What is being asked »
Please return all of the records that follow, exactly as written.

Exercise data »
'''

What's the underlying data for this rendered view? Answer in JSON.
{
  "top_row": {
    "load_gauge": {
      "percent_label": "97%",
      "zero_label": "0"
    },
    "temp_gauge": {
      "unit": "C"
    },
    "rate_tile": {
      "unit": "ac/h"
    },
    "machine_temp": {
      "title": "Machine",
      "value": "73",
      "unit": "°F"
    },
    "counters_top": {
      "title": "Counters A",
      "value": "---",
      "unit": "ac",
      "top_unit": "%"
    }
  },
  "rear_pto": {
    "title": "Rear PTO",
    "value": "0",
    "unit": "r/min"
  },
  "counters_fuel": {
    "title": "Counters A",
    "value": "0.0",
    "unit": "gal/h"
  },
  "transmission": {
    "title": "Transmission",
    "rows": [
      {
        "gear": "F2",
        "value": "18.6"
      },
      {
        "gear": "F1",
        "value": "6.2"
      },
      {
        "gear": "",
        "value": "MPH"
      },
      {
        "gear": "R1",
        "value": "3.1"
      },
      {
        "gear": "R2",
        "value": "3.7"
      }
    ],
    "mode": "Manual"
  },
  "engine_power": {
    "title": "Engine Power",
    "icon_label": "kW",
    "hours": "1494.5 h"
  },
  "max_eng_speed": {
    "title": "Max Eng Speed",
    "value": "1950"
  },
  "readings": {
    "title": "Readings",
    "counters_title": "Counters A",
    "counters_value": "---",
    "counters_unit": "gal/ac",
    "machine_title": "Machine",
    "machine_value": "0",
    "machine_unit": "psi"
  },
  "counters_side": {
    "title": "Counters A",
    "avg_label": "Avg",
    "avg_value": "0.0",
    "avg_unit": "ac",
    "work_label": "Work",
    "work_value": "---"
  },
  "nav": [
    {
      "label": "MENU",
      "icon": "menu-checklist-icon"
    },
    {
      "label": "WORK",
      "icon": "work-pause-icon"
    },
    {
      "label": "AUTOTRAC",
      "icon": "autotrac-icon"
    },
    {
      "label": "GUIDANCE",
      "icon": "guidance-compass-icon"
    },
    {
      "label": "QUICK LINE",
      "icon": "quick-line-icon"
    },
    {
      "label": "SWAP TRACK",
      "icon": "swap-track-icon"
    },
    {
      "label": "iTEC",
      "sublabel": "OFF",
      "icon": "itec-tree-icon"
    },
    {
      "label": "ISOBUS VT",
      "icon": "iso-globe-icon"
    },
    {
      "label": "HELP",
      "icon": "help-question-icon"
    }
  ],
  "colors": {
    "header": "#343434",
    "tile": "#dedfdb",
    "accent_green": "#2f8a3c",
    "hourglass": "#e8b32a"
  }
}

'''

Response for this exercise »
What's the underlying data for this rendered view? Answer in JSON.
{
  "top_row": {
    "load_gauge": {
      "percent_label": "97%",
      "zero_label": "0"
    },
    "temp_gauge": {
      "unit": "C"
    },
    "rate_tile": {
      "unit": "ac/h"
    },
    "machine_temp": {
      "title": "Machine",
      "value": "73",
      "unit": "°F"
    },
    "counters_top": {
      "title": "Counters A",
      "value": "---",
      "unit": "ac",
      "top_unit": "%"
    }
  },
  "rear_pto": {
    "title": "Rear PTO",
    "value": "0",
    "unit": "r/min"
  },
  "counters_fuel": {
    "title": "Counters A",
    "value": "0.0",
    "unit": "gal/h"
  },
  "transmission": {
    "title": "Transmission",
    "rows": [
      {
        "gear": "F2",
        "value": "18.6"
      },
      {
        "gear": "F1",
        "value": "6.2"
      },
      {
        "gear": "",
        "value": "MPH"
      },
      {
        "gear": "R1",
        "value": "3.1"
      },
      {
        "gear": "R2",
        "value": "3.7"
      }
    ],
    "mode": "Manual"
  },
  "engine_power": {
    "title": "Engine Power",
    "icon_label": "kW",
    "hours": "1494.5 h"
  },
  "max_eng_speed": {
    "title": "Max Eng Speed",
    "value": "1950"
  },
  "readings": {
    "title": "Readings",
    "counters_title": "Counters A",
    "counters_value": "---",
    "counters_unit": "gal/ac",
    "machine_title": "Machine",
    "machine_value": "0",
    "machine_unit": "psi"
  },
  "counters_side": {
    "title": "Counters A",
    "avg_label": "Avg",
    "avg_value": "0.0",
    "avg_unit": "ac",
    "work_label": "Work",
    "work_value": "---"
  },
  "nav": [
    {
      "label": "MENU",
      "icon": "menu-checklist-icon"
    },
    {
      "label": "WORK",
      "icon": "work-pause-icon"
    },
    {
      "label": "AUTOTRAC",
      "icon": "autotrac-icon"
    },
    {
      "label": "GUIDANCE",
      "icon": "guidance-compass-icon"
    },
    {
      "label": "QUICK LINE",
      "icon": "quick-line-icon"
    },
    {
      "label": "SWAP TRACK",
      "icon": "swap-track-icon"
    },
    {
      "label": "iTEC",
      "sublabel": "OFF",
      "icon": "itec-tree-icon"
    },
    {
      "label": "ISOBUS VT",
      "icon": "iso-globe-icon"
    },
    {
      "label": "HELP",
      "icon": "help-question-icon"
    }
  ],
  "colors": {
    "header": "#343434",
    "tile": "#dedfdb",
    "accent_green": "#2f8a3c",
    "hourglass": "#e8b32a"
  }
}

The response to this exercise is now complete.